▶ _WHAT TO WORK ON_: The full set of records below is to be reproduced without a single alteration.

═════ THE DATA ═════

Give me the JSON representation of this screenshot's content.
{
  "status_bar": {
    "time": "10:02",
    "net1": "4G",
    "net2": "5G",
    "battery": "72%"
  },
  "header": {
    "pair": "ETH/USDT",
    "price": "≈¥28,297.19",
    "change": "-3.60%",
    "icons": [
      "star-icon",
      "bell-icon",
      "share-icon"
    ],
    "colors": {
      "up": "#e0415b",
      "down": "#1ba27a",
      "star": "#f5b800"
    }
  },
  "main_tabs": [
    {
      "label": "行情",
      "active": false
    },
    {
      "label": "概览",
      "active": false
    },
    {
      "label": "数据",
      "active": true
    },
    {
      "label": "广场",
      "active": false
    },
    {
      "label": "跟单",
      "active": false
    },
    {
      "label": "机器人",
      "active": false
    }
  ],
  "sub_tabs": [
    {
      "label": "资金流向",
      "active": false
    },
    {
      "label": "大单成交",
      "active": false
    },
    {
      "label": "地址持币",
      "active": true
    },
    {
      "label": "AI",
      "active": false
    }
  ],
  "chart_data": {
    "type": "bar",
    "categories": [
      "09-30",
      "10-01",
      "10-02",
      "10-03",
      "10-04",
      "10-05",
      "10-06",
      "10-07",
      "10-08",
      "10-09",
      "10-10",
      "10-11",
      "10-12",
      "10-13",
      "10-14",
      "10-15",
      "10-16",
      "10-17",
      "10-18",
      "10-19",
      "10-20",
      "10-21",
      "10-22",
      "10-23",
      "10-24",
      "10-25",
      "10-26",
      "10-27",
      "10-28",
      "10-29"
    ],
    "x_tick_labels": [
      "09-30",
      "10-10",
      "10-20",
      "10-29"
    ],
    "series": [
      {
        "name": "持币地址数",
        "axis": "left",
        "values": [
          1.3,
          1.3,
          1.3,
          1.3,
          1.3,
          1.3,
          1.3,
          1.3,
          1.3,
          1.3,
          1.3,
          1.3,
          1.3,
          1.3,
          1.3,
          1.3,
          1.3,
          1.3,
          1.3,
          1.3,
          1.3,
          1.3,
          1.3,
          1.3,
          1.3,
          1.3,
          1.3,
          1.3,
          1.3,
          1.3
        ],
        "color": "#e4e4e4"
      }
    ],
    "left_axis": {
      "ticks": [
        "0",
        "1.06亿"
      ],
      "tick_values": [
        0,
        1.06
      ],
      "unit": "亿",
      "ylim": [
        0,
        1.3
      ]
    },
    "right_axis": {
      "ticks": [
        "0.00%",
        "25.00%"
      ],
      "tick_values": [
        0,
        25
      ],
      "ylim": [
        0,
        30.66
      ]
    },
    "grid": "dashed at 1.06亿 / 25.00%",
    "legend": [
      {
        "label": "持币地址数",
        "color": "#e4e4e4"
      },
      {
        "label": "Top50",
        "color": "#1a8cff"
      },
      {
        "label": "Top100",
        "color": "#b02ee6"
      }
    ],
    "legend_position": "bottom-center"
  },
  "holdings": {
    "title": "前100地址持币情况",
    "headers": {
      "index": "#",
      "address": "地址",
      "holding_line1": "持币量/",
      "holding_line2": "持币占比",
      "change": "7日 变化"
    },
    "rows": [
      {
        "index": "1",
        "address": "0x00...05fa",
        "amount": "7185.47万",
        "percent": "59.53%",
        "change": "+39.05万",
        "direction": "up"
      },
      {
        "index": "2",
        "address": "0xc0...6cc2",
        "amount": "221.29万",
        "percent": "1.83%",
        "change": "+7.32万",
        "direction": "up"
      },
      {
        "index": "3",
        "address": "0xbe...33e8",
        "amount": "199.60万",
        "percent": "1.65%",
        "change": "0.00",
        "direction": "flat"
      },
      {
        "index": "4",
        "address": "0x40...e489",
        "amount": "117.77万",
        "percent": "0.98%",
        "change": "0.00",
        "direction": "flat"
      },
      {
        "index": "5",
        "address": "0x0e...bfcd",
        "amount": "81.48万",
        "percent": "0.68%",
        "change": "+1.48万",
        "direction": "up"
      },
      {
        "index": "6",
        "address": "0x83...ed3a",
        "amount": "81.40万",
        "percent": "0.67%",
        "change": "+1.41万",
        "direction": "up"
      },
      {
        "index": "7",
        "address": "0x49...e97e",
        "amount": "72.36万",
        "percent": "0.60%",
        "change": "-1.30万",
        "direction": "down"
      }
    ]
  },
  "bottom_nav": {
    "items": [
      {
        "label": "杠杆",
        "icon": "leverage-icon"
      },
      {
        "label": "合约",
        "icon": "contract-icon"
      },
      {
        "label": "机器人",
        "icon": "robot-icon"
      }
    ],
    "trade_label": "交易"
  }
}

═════

▶ _WRITTEN REPLY_:
Give me the JSON representation of this screenshot's content.
{
  "status_bar": {
    "time": "10:02",
    "net1": "4G",
    "net2": "5G",
    "battery": "72%"
  },
  "header": {
    "pair": "ETH/USDT",
    "price": "≈¥28,297.19",
    "change": "-3.60%",
    "icons": [
      "star-icon",
      "bell-icon",
      "share-icon"
    ],
    "colors": {
      "up": "#e0415b",
      "down": "#1ba27a",
      "star": "#f5b800"
    }
  },
  "main_tabs": [
    {
      "label": "行情",
      "active": false
    },
    {
      "label": "概览",
      "active": false
    },
    {
      "label": "数据",
      "active": true
    },
    {
      "label": "广场",
      "active": false
    },
    {
      "label": "跟单",
      "active": false
    },
    {
      "label": "机器人",
      "active": false
    }
  ],
  "sub_tabs": [
    {
      "label": "资金流向",
      "active": false
    },
    {
      "label": "大单成交",
      "active": false
    },
    {
      "label": "地址持币",
      "active": true
    },
    {
      "label": "AI",
      "active": false
    }
  ],
  "chart_data": {
    "type": "bar",
    "categories": [
      "09-30",
      "10-01",
      "10-02",
      "10-03",
      "10-04",
      "10-05",
      "10-06",
      "10-07",
      "10-08",
      "10-09",
      "10-10",
      "10-11",
      "10-12",
      "10-13",
      "10-14",
      "10-15",
      "10-16",
      "10-17",
      "10-18",
      "10-19",
      "10-20",
      "10-21",
      "10-22",
      "10-23",
      "10-24",
      "10-25",
      "10-26",
      "10-27",
      "10-28",
      "10-29"
    ],
    "x_tick_labels": [
      "09-30",
      "10-10",
      "10-20",
      "10-29"
    ],
    "series": [
      {
        "name": "持币地址数",
        "axis": "left",
        "values": [
          1.3,
          1.3,
          1.3,
          1.3,
          1.3,
          1.3,
          1.3,
          1.3,
          1.3,
          1.3,
          1.3,
          1.3,
          1.3,
          1.3,
          1.3,
          1.3,
          1.3,
          1.3,
          1.3,
          1.3,
          1.3,
          1.3,
          1.3,
          1.3,
          1.3,
          1.3,
          1.3,
          1.3,
          1.3,
          1.3
        ],
        "color": "#e4e4e4"
      }
    ],
    "left_axis": {
      "ticks": [
        "0",
        "1.06亿"
      ],
      "tick_values": [
        0,
        1.06
      ],
      "unit": "亿",
      "ylim": [
        0,
        1.3
      ]
    },
    "right_axis": {
      "ticks": [
        "0.00%",
        "25.00%"
      ],
      "tick_values": [
        0,
        25
      ],
      "ylim": [
        0,
        30.66
      ]
    },
    "grid": "dashed at 1.06亿 / 25.00%",
    "legend": [
      {
        "label": "持币地址数",
        "color": "#e4e4e4"
      },
      {
        "label": "Top50",
        "color": "#1a8cff"
      },
      {
        "label": "Top100",
        "color": "#b02ee6"
      }
    ],
    "legend_position": "bottom-center"
  },
  "holdings": {
    "title": "前100地址持币情况",
    "headers": {
      "index": "#",
      "address": "地址",
      "holding_line1": "持币量/",
      "holding_line2": "持币占比",
      "change": "7日 变化"
    },
    "rows": [
      {
        "index": "1",
        "address": "0x00...05fa",
        "amount": "7185.47万",
        "percent": "59.53%",
        "change": "+39.05万",
        "direction": "up"
      },
      {
        "index": "2",
        "address": "0xc0...6cc2",
        "amount": "221.29万",
        "percent": "1.83%",
        "change": "+7.32万",
        "direction": "up"
      },
      {
        "index": "3",
        "address": "0xbe...33e8",
        "amount": "199.60万",
        "percent": "1.65%",
        "change": "0.00",
        "direction": "flat"
      },
      {
        "index": "4",
        "address": "0x40...e489",
        "amount": "117.77万",
        "percent": "0.98%",
        "change": "0.00",
        "direction": "flat"
      },
      {
        "index": "5",
        "address": "0x0e...bfcd",
        "amount": "81.48万",
        "percent": "0.68%",
        "change": "+1.48万",
        "direction": "up"
      },
      {
        "index": "6",
        "address": "0x83...ed3a",
        "amount": "81.40万",
        "percent": "0.67%",
        "change": "+1.41万",
        "direction": "up"
      },
      {
        "index": "7",
        "address": "0x49...e97e",
        "amount": "72.36万",
        "percent": "0.60%",
        "change": "-1.30万",
        "direction": "down"
      }
    ]
  },
  "bottom_nav": {
    "items": [
      {
        "label": "杠杆",
        "icon": "leverage-icon"
      },
      {
        "label": "合约",
        "icon": "contract-icon"
      },
      {
        "label": "机器人",
        "icon": "robot-icon"
      }
    ],
    "trade_label": "交易"
  }
}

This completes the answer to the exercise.